Exercise inputs below:

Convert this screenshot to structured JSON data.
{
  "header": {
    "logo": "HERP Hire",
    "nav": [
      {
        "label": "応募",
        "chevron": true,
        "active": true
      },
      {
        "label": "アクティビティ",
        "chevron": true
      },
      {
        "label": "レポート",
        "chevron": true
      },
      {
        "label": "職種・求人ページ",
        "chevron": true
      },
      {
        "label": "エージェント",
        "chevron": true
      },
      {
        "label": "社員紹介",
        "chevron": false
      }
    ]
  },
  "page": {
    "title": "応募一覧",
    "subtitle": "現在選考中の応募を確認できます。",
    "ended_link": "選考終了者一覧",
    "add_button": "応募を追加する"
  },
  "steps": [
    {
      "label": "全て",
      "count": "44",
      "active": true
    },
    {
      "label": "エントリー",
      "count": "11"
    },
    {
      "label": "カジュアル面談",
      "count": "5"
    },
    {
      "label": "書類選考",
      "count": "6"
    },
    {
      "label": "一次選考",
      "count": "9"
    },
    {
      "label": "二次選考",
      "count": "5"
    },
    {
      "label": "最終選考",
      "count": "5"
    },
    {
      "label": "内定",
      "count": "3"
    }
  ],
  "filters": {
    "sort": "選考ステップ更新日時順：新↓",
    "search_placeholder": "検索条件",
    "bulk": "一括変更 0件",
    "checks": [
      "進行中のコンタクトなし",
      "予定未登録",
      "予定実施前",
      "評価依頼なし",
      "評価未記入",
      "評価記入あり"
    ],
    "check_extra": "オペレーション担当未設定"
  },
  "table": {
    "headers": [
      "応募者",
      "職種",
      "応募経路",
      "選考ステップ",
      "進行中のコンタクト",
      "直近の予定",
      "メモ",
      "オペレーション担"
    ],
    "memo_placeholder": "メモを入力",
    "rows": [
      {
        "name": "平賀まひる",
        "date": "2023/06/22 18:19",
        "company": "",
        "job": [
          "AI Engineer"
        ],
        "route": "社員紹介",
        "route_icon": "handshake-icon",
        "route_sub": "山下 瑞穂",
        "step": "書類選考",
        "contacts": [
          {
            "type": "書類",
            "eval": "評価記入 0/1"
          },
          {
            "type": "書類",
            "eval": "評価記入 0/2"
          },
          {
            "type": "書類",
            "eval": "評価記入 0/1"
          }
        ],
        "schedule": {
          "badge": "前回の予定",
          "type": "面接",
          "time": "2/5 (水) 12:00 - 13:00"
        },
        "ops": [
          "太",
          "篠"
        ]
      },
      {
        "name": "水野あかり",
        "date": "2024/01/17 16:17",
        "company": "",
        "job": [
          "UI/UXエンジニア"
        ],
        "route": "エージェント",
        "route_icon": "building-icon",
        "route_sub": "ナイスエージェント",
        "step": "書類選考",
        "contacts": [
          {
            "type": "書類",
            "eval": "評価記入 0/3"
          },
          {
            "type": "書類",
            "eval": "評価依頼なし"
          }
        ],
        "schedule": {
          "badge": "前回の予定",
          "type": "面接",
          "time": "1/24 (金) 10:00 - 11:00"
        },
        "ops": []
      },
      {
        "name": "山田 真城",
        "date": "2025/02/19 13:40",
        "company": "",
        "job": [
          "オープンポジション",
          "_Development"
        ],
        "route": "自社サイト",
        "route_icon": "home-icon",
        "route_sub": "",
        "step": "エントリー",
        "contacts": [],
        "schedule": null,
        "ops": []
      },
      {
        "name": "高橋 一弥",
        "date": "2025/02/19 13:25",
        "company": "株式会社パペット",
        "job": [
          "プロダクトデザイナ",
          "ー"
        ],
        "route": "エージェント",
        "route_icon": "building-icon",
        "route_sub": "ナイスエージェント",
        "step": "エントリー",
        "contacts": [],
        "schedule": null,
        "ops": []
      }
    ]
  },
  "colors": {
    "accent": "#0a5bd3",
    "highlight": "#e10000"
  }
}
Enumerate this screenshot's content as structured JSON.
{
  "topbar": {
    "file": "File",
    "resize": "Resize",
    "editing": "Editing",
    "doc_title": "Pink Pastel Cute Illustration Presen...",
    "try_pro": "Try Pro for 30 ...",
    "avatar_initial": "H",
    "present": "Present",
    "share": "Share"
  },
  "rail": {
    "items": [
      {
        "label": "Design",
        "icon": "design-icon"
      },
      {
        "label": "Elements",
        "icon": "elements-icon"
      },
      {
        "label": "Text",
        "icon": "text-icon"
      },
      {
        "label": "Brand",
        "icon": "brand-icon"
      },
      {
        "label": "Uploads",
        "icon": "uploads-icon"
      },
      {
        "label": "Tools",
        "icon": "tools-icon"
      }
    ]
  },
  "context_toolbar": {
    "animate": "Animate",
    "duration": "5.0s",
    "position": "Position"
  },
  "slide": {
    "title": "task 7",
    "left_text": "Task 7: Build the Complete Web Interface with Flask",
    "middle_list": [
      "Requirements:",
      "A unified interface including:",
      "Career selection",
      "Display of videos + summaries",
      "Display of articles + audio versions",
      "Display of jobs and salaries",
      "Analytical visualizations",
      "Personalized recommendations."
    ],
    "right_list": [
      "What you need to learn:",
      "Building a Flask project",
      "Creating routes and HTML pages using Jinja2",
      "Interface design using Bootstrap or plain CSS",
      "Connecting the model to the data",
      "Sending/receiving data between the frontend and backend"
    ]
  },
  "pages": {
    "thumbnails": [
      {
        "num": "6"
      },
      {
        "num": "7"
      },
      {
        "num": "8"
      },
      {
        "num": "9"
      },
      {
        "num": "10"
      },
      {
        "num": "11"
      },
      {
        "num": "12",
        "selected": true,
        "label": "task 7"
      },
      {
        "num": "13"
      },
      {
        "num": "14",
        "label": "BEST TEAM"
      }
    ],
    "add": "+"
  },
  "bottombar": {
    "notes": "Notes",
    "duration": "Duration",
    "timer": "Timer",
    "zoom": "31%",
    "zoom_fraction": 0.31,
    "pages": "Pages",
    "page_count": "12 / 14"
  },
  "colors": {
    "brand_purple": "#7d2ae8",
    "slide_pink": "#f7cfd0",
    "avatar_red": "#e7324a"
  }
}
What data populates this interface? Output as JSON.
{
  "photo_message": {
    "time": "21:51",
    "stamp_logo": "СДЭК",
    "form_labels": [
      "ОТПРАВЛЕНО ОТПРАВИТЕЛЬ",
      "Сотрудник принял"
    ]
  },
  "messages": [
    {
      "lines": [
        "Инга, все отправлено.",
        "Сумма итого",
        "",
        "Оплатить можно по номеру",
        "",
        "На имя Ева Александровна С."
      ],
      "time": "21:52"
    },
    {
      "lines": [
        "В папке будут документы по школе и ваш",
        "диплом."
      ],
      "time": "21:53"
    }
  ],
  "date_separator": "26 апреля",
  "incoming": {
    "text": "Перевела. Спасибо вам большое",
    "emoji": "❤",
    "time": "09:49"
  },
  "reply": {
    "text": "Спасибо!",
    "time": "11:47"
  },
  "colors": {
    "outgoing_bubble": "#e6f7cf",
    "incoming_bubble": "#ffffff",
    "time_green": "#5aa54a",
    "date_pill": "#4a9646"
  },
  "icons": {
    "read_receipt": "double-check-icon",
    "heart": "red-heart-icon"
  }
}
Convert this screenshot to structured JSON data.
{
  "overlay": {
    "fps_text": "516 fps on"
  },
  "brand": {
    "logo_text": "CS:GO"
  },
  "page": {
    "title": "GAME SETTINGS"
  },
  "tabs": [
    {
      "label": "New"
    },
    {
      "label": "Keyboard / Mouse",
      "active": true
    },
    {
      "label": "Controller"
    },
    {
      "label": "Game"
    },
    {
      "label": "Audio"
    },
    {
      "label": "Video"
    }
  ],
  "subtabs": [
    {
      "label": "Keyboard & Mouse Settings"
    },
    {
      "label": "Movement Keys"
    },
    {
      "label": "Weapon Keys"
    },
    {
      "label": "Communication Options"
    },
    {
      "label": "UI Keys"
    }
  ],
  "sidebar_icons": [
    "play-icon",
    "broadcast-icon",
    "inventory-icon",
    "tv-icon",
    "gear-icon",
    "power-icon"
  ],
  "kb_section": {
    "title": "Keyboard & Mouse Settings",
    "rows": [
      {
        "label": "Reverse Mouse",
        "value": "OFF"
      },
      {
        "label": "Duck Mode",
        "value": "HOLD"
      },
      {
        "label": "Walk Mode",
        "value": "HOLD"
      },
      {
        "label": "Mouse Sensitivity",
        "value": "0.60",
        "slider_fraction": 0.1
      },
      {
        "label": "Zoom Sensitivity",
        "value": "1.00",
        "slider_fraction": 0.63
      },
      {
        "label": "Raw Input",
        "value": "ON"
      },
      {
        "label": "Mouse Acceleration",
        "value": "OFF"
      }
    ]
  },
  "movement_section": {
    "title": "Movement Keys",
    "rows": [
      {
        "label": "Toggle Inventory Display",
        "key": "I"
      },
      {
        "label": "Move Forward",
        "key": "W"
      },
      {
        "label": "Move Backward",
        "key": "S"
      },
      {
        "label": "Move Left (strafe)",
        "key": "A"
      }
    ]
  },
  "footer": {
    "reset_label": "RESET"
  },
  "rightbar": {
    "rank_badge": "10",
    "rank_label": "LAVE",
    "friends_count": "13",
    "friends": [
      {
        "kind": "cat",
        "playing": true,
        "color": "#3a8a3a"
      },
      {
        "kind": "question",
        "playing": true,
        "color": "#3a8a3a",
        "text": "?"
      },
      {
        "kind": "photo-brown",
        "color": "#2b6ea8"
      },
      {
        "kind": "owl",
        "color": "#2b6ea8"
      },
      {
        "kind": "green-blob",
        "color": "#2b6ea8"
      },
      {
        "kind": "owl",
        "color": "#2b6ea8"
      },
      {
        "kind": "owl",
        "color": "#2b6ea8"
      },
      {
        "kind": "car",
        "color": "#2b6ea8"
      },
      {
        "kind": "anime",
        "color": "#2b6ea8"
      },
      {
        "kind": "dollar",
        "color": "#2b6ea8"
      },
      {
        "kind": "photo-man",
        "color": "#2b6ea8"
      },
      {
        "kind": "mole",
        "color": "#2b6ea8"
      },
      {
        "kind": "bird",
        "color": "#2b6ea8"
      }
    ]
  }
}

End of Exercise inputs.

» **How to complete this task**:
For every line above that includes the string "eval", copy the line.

» **Task output**:
            "eval": "評価記入 0/1"
            "eval": "評価記入 0/2"
            "eval": "評価記入 0/1"
            "eval": "評価記入 0/3"
            "eval": "評価依頼なし"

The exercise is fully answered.